Dorian Warren, Columbia University Associate professor; Robert Laszewski, Health Policy and Strategy Associates president; and Scott Gottlieb, M.D, American Enterprise Institute, discuss issues and the future of Obamacare.» Read More
President-elect Barack Obama has repeatedly said how much his BlackBerry means to him. If he wasn't a public servent, it could also mean a lot of money for him, reports the New York Times.
U.S. employers slashed payrolls by 524,000 in December, driving the unemployment rate to its highest level in almost 16 years, suggesting that the year-long recession was deepening.
The Dow turned higher after the December jobs report came in as expected, that is to say that more than half a million jobs were lost in December. Market buzz had indicated the number could be as high as a million.
Obama has offered an $800 billion package, with plenty of infrastructure spending that alleges to create three million jobs. Nobody really believes infrastructure spending will end the recession or create permanent new jobs. However, it’s interesting just how much the Obama plan has changed since the election.
This stock can't be owned right now for a few key reasons, Cramer says.
What is it with families? I was pretty thrilled with Obama's speech today about the need for swift, bloated stimulus, with one glaring exception. He said, "to get people spending again, 95 percent of working families will receive a $1,000 tax cut." Nothing wrong with that policy-wise, it's the verbiage that bothers me.
Despite tremendous fear that the nonfarm payroll report would be a complete disaster tomorrow, traders acted like there was little urgency. Volume was light, volatility was low and with the exception of one sector (retail) all S&P sectors were up or down less than one percent.
President-elect Barack Obama got plenty of buzz when he talked about his want for a college playoff. Obama was asked last night by CNBC what he thought about Utah's claim for a national championship, given that they are the only undefeated team.
President-elect Barack Obama's proposed tax cuts are running into opposition from senators in his own party who say they won't do much to stimulate the economy or create jobs.
President-elect Barack Obama warned of dire consequences if Congress doesn't pass his economic stimulus plan...
Here is the prepared text for a speech given by President-elect Barack Obama on Thursday at George Mason University in Fairfax, Va., as released by his transition office.

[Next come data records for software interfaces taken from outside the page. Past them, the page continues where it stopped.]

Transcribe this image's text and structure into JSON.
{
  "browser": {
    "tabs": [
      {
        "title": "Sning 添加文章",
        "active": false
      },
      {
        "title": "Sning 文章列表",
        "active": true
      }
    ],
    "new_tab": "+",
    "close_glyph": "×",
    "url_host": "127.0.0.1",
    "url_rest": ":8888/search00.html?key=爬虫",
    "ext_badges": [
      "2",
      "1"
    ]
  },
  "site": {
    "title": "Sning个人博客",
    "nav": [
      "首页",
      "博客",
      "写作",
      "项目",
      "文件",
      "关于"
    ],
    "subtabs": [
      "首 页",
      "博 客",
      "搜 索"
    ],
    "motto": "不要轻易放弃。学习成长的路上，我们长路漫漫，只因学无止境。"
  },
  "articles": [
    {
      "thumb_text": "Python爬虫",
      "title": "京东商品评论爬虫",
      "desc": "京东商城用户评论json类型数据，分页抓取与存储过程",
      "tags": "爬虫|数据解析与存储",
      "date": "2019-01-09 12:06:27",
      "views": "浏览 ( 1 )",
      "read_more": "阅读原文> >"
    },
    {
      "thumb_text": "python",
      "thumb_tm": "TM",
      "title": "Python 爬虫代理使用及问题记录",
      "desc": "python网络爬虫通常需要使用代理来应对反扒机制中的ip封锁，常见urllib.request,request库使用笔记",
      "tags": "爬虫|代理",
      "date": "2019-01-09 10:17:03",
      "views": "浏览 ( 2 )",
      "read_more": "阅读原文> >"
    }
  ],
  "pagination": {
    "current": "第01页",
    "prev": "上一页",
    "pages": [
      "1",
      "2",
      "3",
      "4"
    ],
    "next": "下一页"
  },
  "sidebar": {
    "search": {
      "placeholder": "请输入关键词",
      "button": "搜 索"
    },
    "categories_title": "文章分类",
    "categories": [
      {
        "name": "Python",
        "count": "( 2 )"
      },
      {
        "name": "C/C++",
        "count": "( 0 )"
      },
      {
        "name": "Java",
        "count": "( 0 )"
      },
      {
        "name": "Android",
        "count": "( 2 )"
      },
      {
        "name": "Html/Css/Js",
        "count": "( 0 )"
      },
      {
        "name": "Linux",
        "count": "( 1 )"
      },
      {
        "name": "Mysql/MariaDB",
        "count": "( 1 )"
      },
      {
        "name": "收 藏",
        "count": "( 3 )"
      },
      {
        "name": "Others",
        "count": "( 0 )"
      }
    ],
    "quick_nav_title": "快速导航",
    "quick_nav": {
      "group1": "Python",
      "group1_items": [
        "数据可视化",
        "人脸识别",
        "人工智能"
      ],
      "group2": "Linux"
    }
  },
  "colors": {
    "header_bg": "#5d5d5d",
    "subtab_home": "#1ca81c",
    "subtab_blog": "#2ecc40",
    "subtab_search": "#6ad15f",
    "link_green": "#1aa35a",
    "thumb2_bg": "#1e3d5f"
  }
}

President-elect Obama's speech on the economy this morning is designed to hammer one point home: if the government does not act aggressively, the recession could linger for years.
A government stimulus must ensure that financial institutions are recapitalized and remain “healthy,” said Frederic Mishkin, former Federal Reserve Board governor and Columbia University economics professor.
The Dow Jones Industrial Average could rally to 11,000 in the short term as optimism over incoming President Barack Obama boosts investors’ confidence, Clem Chambers, CEO of ADVFN, told CNBC.
President-elect Obama told CNBC he plans "a substantial overhaul" of financial markets in the coming months, including a major revamping of regulatory agencies.
That this stock does well during recessions is just one of many reasons it's a Mad Money favorite.
Here and there are some small signs that the economy is at least bottoming — a crucial stepping stone to meaningful recovery. For example, the ISM non-manufacturing services report released today for December came in at 40.6 on the composite index, compared to 37.3 in November.
The promise of an Obama stimulus package has raised hopes that the battered housing sector will soon stabilize. That's encouraged investors to buy home builder stocks — but Ivy Zelman of Zelman and Associates warns investors to be very selective.
As Congress comes back from vacation and starts a new session with new members, the first task is the stimulus plan. While President-elect Obama had hoped for a bill to sign by his inauguration, the political wheels are unable to spin fast enough to produce a document until mid-February.
The economy's breathing, and that's good news for Wall Street – and the country.